Calls for a full explanation have thus far been largely ignored by Justice. Attorney General Eric Holder has passed the buck, alternately saying it was policy enacted by his deputy, that at some point he recused himself, yet in the same breath justifying the surveillance of the Associated Press. As this scandal develops, will Holder be Obama’s John Mitchell? Comparing Nixon and Obama on their obsession with leaks, with the caveat that much of the Obama administration’s actions are still secret, I’d stil say it’s hard to top Nixon, give this round to the Dick.
Re Secret Wars, who is worse? Nixon’s ability to bomb nations on the sly, including the campaign vs. Cambodia and Laos is difficult to top. Three million tons of bombs, an estimated 500,000 Cambodians killed and an entire military campaign falsified to pretend the bombs were being used inside Vietnam. That’s an impressive list and does not even include Nixon’s secret forays vs. Chile and military action in other cold war hot spots.
But Obama’s team has risen to the challenge. The Obama drone campaign with its thousands of uncounted victims, many of them civilians, is just the tip of the spear. As outlined in Jeremy Scahill’s new book “Dirty Wars: The World is a Battlefield”, pretty much anywhere humans can be tracked, targeted and killed in combat zones the Obama team has secret assassination squads at work. With assassination enshrined as national policy and plans to institutionalize the never ending Global War on Terror, Obama has been far more methodical in his ability to institutionalize secret warfare. Who wins? Call this round for Obama.
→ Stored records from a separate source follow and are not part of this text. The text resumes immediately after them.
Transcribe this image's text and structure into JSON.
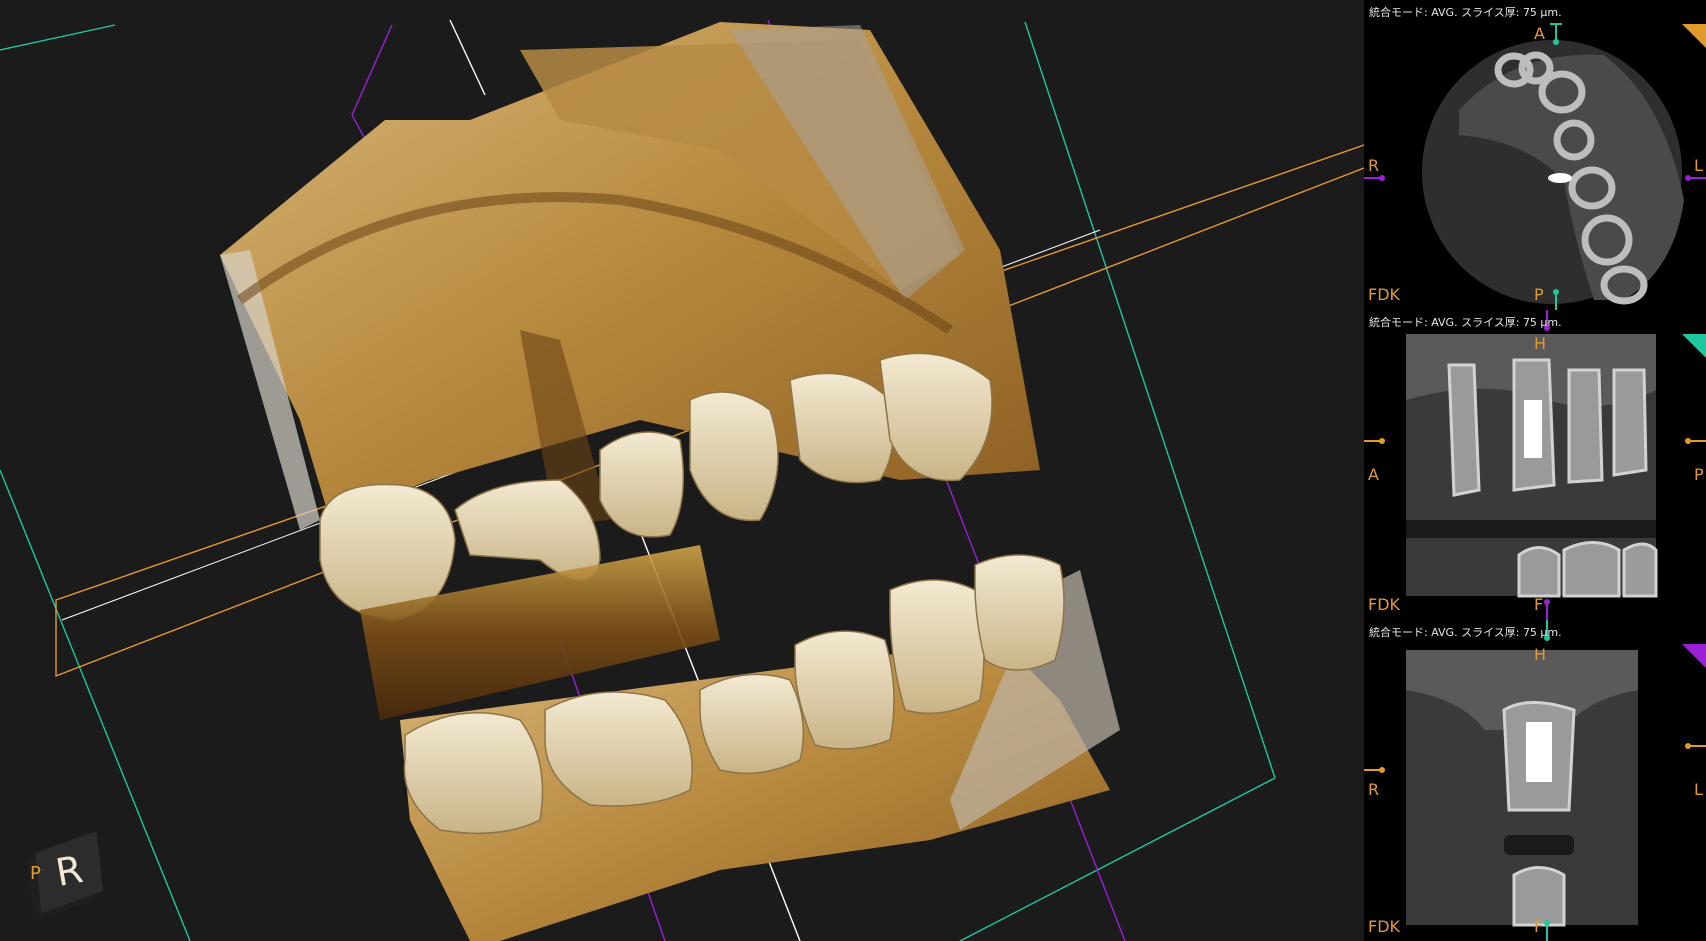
{
  "viewport3d": {
    "orientation_cube": {
      "face_letter": "R",
      "side_letter": "P"
    }
  },
  "panels": [
    {
      "header": "統合モード: AVG. スライス厚: 75 μm.",
      "top": "A",
      "bottom": "P",
      "left": "R",
      "right": "L",
      "corner_text": "FDK",
      "corner_color": "#e39a2d"
    },
    {
      "header": "統合モード: AVG. スライス厚: 75 μm.",
      "top": "H",
      "bottom": "F",
      "left": "A",
      "right": "P",
      "corner_text": "FDK",
      "corner_color": "#1fc7a0"
    },
    {
      "header": "統合モード: AVG. スライス厚: 75 μm.",
      "top": "H",
      "bottom": "F",
      "left": "R",
      "right": "L",
      "corner_text": "FDK",
      "corner_color": "#9b1fd6"
    }
  ],
  "colors": {
    "orange": "#e39a2d",
    "teal": "#1fc7a0",
    "purple": "#9b1fd6",
    "bone": "#c9a35a"
  }
}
Whose enemies list would you rather be on Nixon or Obama? Nixon’s political enemies list which began at a list of a modest 20 people expanded to nearly 600 and was designed to be used in conjunction with IRS Audits of politically unacceptable thinking (sound familiar??) but in reality the IRS hammer was rarely if ever implemented. The Nixon crew was unable to organize reprisals against the vast majority of people on the list, leading those on the list to rank it not as punishment but as a cool social status. Gonzo journalist Hunter S. Thompson was indignant that he was not on the list, “I would almost have preferred a vindictive tax audit to that kind of crippling exclusion.”
The folks on Obama’s enemies list are not saying that, in fact they are not saying anything because most of them are dead. Call it the “Secret Kill List”, the “Hit List” or the “Disposition Matrix”; in short you have a modern database, which the US government describes as a “next generation capture/kill list.” The criteria to be placed Obama’s list range are far broader than and the consequences of being named by Obama go way beyond tax audits, with punishments ranging from capturing, rendering to outright assassination. Who wins in the battle to create a true enemies list? Obama in a rout.
After these first three rounds, it’s Obama 2, Nixon 1. Now Obama faces a brutal headwind and as Nixon so brutally discovered, an enraged press knows no pity.
I’d bet that before the year’s out, Las Vegas will be providing the odds on Obama’s impeachment. Though I am the first to point out that much of the fodder for the anti-Obama campaign comes from the Looney Tunes/birther fringe, Obama’s personal decisions on these most pressing ethical and moral decisions has handed his enemies a crate of dynamite. No wonder the New York Times in a front-page article on May 15 referred not to “President Obama” but “Mr. Obama.”